What is required: With the pictures removed, write out the full listing below exactly.

Provided data:
========

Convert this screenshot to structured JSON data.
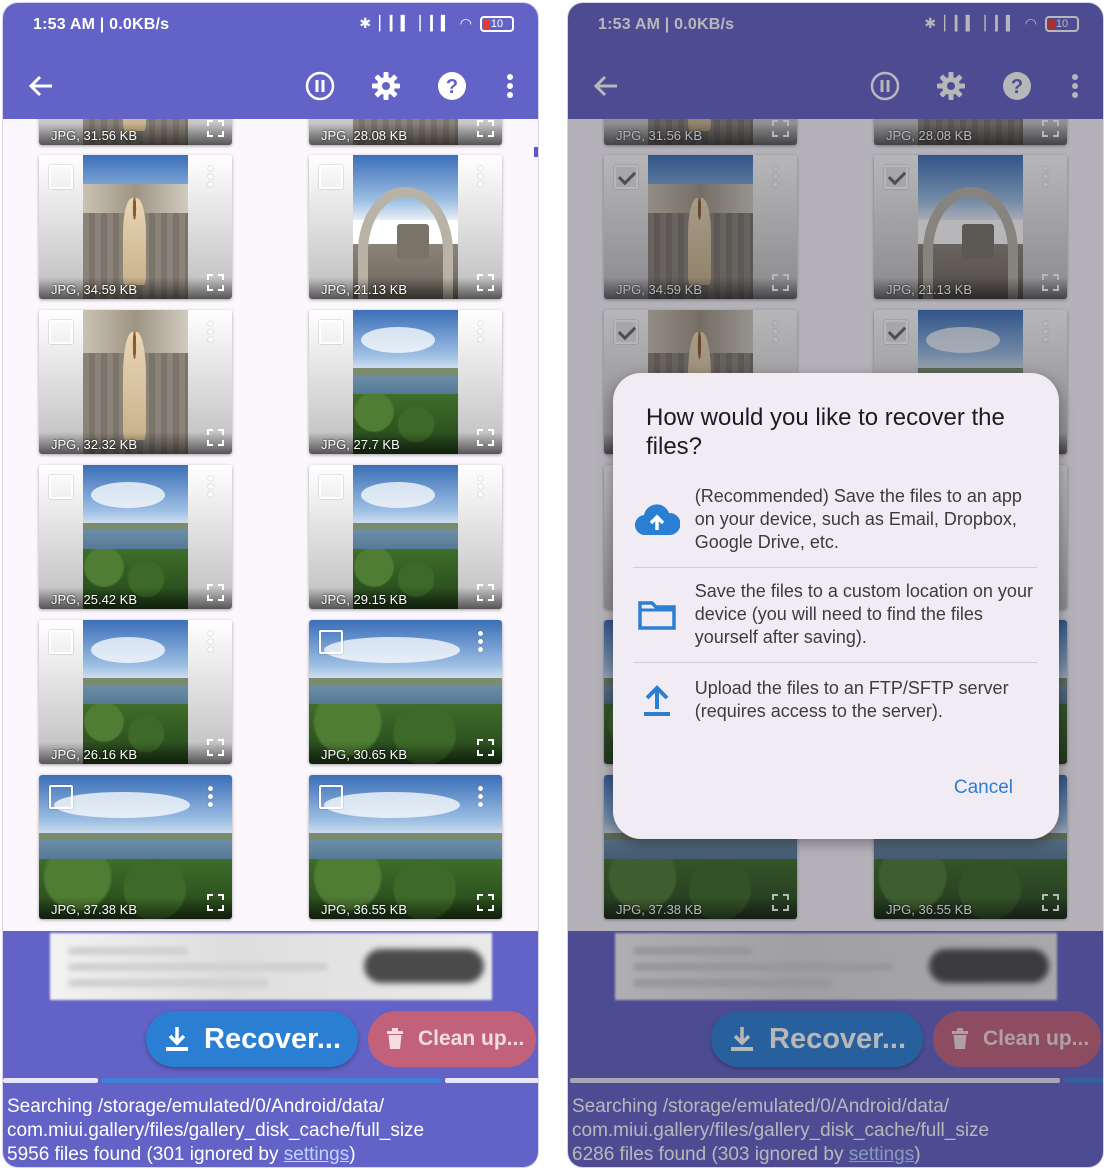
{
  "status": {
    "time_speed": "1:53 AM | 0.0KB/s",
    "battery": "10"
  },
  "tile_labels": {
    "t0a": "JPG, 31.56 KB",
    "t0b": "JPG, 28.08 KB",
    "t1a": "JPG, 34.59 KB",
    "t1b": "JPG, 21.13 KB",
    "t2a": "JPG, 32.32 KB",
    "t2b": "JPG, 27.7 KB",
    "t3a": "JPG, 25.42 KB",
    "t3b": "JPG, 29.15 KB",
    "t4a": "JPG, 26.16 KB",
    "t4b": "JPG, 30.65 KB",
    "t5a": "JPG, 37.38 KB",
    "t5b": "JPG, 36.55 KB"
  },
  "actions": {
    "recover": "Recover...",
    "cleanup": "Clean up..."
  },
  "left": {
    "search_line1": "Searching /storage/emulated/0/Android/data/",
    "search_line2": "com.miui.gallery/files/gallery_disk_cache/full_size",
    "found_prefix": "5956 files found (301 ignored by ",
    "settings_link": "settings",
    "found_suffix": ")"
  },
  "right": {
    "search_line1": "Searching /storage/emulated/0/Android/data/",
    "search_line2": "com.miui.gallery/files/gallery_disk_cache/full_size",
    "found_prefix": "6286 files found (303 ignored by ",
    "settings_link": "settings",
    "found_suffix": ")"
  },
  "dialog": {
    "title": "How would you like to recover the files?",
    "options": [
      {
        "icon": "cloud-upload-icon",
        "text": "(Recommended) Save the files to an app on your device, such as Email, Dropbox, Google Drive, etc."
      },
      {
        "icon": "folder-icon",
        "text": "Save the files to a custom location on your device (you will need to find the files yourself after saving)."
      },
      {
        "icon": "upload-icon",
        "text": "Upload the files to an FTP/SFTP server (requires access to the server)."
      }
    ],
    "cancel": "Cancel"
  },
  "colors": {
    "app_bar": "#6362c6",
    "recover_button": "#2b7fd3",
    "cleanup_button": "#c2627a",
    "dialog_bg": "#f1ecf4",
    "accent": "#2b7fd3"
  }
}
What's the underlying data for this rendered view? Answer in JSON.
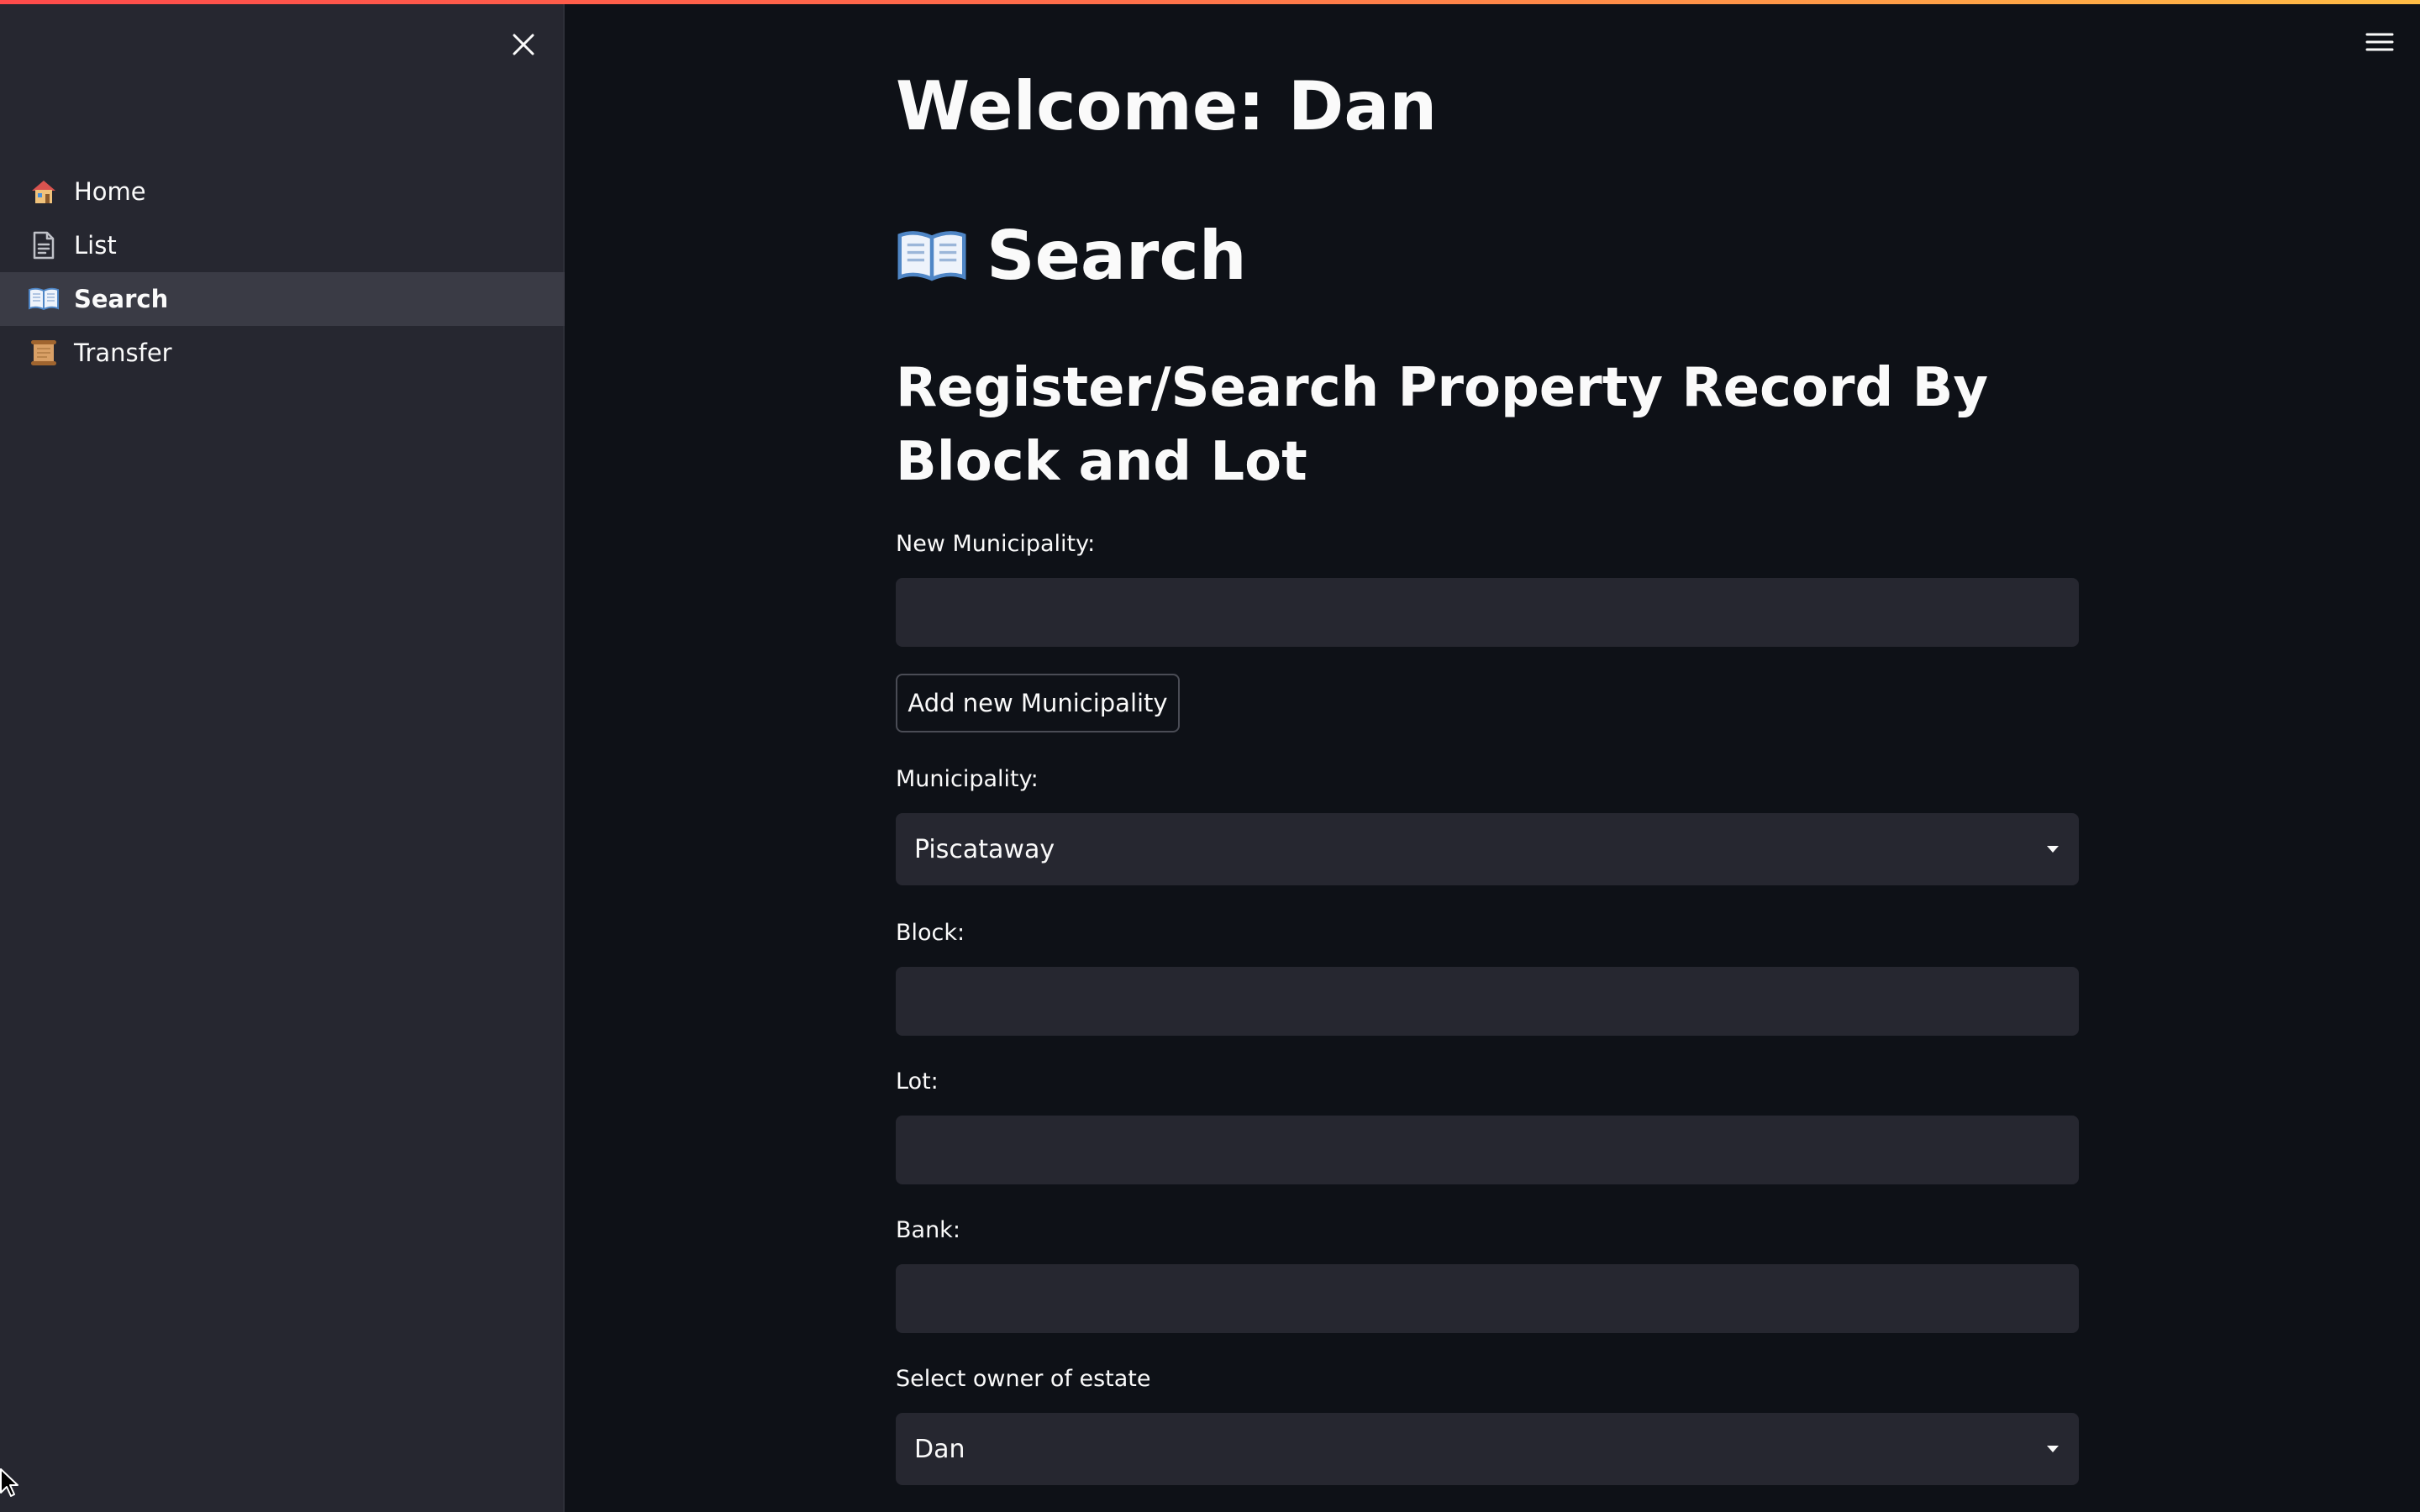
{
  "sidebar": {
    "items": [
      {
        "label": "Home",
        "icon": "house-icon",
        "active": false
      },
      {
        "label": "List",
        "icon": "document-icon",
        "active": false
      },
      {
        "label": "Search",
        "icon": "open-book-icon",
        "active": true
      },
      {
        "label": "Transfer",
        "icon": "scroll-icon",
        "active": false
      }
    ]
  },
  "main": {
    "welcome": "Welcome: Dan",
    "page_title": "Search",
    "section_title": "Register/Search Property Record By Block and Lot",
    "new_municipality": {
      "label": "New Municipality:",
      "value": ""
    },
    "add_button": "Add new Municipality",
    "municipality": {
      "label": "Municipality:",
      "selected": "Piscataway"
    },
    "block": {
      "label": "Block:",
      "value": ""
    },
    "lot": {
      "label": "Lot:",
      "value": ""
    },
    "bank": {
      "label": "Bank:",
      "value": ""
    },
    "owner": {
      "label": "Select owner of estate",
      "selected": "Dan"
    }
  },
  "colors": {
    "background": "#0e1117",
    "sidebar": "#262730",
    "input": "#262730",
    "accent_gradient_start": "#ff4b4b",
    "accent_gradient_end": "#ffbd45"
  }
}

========

Reply to the exercise:
Convert this screenshot to structured JSON data.
{
  "status": {
    "time_speed": "1:53 AM | 0.0KB/s",
    "battery": "10"
  },
  "tile_labels": {
    "t0a": "JPG, 31.56 KB",
    "t0b": "JPG, 28.08 KB",
    "t1a": "JPG, 34.59 KB",
    "t1b": "JPG, 21.13 KB",
    "t2a": "JPG, 32.32 KB",
    "t2b": "JPG, 27.7 KB",
    "t3a": "JPG, 25.42 KB",
    "t3b": "JPG, 29.15 KB",
    "t4a": "JPG, 26.16 KB",
    "t4b": "JPG, 30.65 KB",
    "t5a": "JPG, 37.38 KB",
    "t5b": "JPG, 36.55 KB"
  },
  "actions": {
    "recover": "Recover...",
    "cleanup": "Clean up..."
  },
  "left": {
    "search_line1": "Searching /storage/emulated/0/Android/data/",
    "search_line2": "com.miui.gallery/files/gallery_disk_cache/full_size",
    "found_prefix": "5956 files found (301 ignored by ",
    "settings_link": "settings",
    "found_suffix": ")"
  },
  "right": {
    "search_line1": "Searching /storage/emulated/0/Android/data/",
    "search_line2": "com.miui.gallery/files/gallery_disk_cache/full_size",
    "found_prefix": "6286 files found (303 ignored by ",
    "settings_link": "settings",
    "found_suffix": ")"
  },
  "dialog": {
    "title": "How would you like to recover the files?",
    "options": [
      {
        "icon": "cloud-upload-icon",
        "text": "(Recommended) Save the files to an app on your device, such as Email, Dropbox, Google Drive, etc."
      },
      {
        "icon": "folder-icon",
        "text": "Save the files to a custom location on your device (you will need to find the files yourself after saving)."
      },
      {
        "icon": "upload-icon",
        "text": "Upload the files to an FTP/SFTP server (requires access to the server)."
      }
    ],
    "cancel": "Cancel"
  },
  "colors": {
    "app_bar": "#6362c6",
    "recover_button": "#2b7fd3",
    "cleanup_button": "#c2627a",
    "dialog_bg": "#f1ecf4",
    "accent": "#2b7fd3"
  }
}
What's the underlying data for this rendered view? Answer in JSON.
{
  "sidebar": {
    "items": [
      {
        "label": "Home",
        "icon": "house-icon",
        "active": false
      },
      {
        "label": "List",
        "icon": "document-icon",
        "active": false
      },
      {
        "label": "Search",
        "icon": "open-book-icon",
        "active": true
      },
      {
        "label": "Transfer",
        "icon": "scroll-icon",
        "active": false
      }
    ]
  },
  "main": {
    "welcome": "Welcome: Dan",
    "page_title": "Search",
    "section_title": "Register/Search Property Record By Block and Lot",
    "new_municipality": {
      "label": "New Municipality:",
      "value": ""
    },
    "add_button": "Add new Municipality",
    "municipality": {
      "label": "Municipality:",
      "selected": "Piscataway"
    },
    "block": {
      "label": "Block:",
      "value": ""
    },
    "lot": {
      "label": "Lot:",
      "value": ""
    },
    "bank": {
      "label": "Bank:",
      "value": ""
    },
    "owner": {
      "label": "Select owner of estate",
      "selected": "Dan"
    }
  },
  "colors": {
    "background": "#0e1117",
    "sidebar": "#262730",
    "input": "#262730",
    "accent_gradient_start": "#ff4b4b",
    "accent_gradient_end": "#ffbd45"
  }
}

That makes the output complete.